The lessons we take from obstacles we encounter can be fundamental to later success. Recount a time when you faced a challenge, setback, or failure. How did it affect you, and what did you learn from the experience?
It was late at night, and I had already powered off my laptop when my phone buzzed:
“I think we’ve made a big mistake. We have to restart the project.”
Staring at the message, I was in disbelief. After working for weeks, how could he expect us to scrap everything, and still meet the fast-approaching deadline? I immediately dismissed his absurd suggestion, and my patience wore thin as he pushed back with frustratingly convincing arguments. Ultimately perceiving his suggestion as an attempt to usurp my authority, I declared that the leader decides for the team, I was the leader, and my answer was a definitive no.
I have always been comfortable in leadership roles, so when my fellow students and I were divided into project teams at Cornell Summer College this year, I immediately volunteered to be our group leader. Tasked with comparing the stocks of two direct competitors and selecting the more favorable option, I decided to choose Dunkin’ Donuts over Starbucks, delegated the workload, and scheduled our research in advance. Our report was well-written, supported by sound analysis, and completed well before the deadline. Then, two days before our presentation, Thor, one of my teammates, dropped his bombshell proposal: to start the project over from scratch and pick Starbucks stock instead.
Unable to sleep that night, I questioned why my leadership suddenly felt so shaky. I reassured myself that my decision to reject Thor’s motion was in the team’s best interest. Yet, I had doubts. Replaying our exchange in my mind, I began to wonder why I had been so quick to veto his suggestion. It was raised with good intentions and, despite the infeasibility of completely restarting our research last minute, could be considered in perhaps reforming aspects of our current research.
Having always thought of a leader as the gatekeeper of ideas, judging their merit and making the final call, I had for weeks treated my teammates as second fiddles. By allowing them only enough freedom to complete delegated tasks but never to influence the overall direction of the project, the work we produced “as a team” consequently reflected what I would have produced on my own. It occurred to me that my previous understanding of leadership was missing a dimension. Instead of controlling the flow of ideas with an iron grip, it dawned on me that real leaders should consider each unique perspective with an open mind so that the best insights can be capitalized upon. I realized that my teammates likely had many more valid ideas than I gave them credit for, and I became determined to change my approach.

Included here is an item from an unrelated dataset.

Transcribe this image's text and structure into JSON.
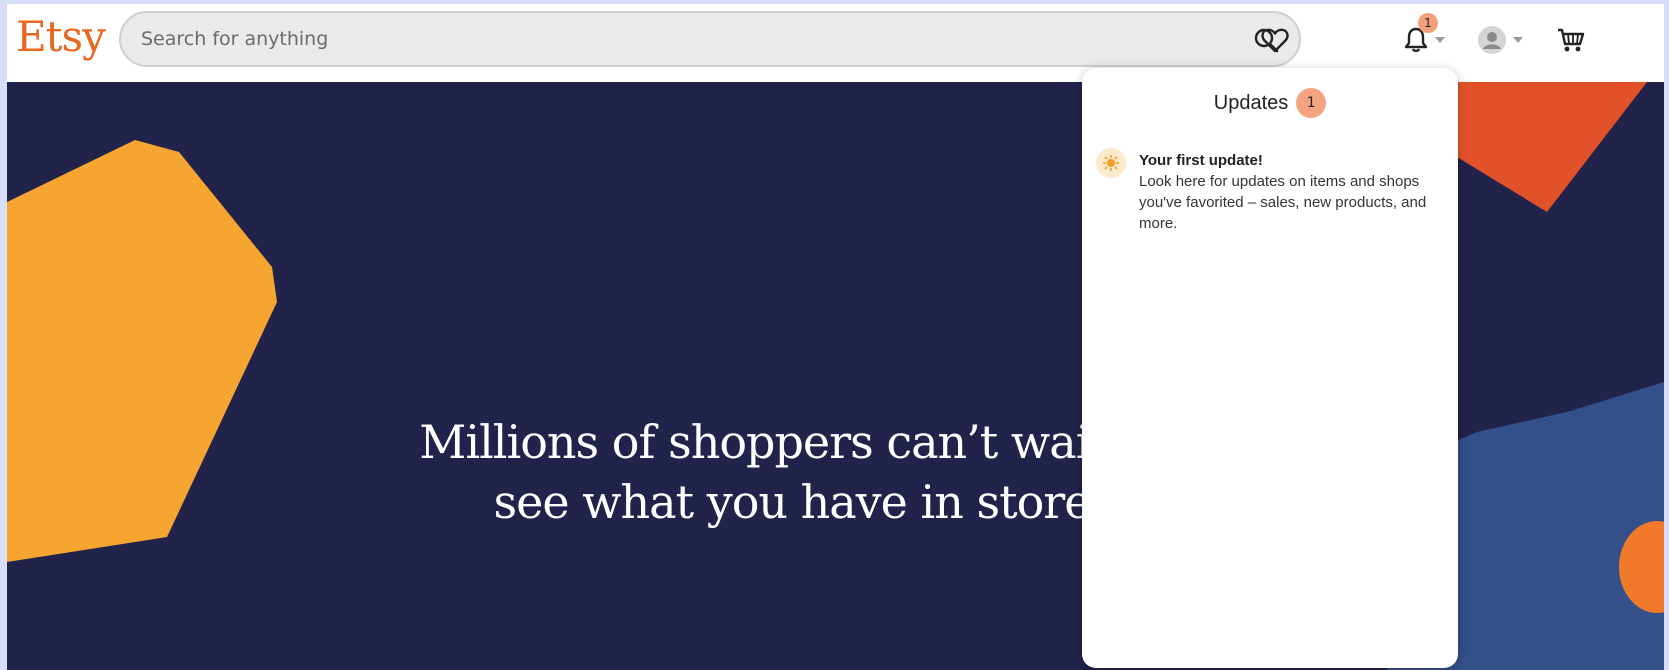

Loosening my control, I called a team meeting to broach an open-ended conversation about the direction of our project. Pleasantly surprised to be included in this way, my two other teammates expressed desires to keep our presentation as it was. To their dismay, though, Thor remained adamant about the relative strength of Starbucks stock. I encouraged my other teammates to consider his arguments with an open mind. Together, we arrived at a compromise: to short our original Dunkin’ Donuts stock and invest long-term in Starbucks, so that we could use our previous analysis while also incorporating Thor’s ideas. This time, I watched my teammates excitedly reformulate the analysis, providing feedback when requested but no longer attempting to control the process.
By empowering my teammates to bring their best ideas forward and directly influence the direction of our project, I led them to produce a presentation that exceeded the project requirements by exploring short-sell strategies. We received a 98% score for the overall project, which, although satisfying, was far overshadowed by my new, nuanced understanding of leadership. Although leaders must take charge, they must also know when to step back to allow the emergence of fresh insights from their team.
Nothing like a project on coffee to give me that kind of wakeup call.Published in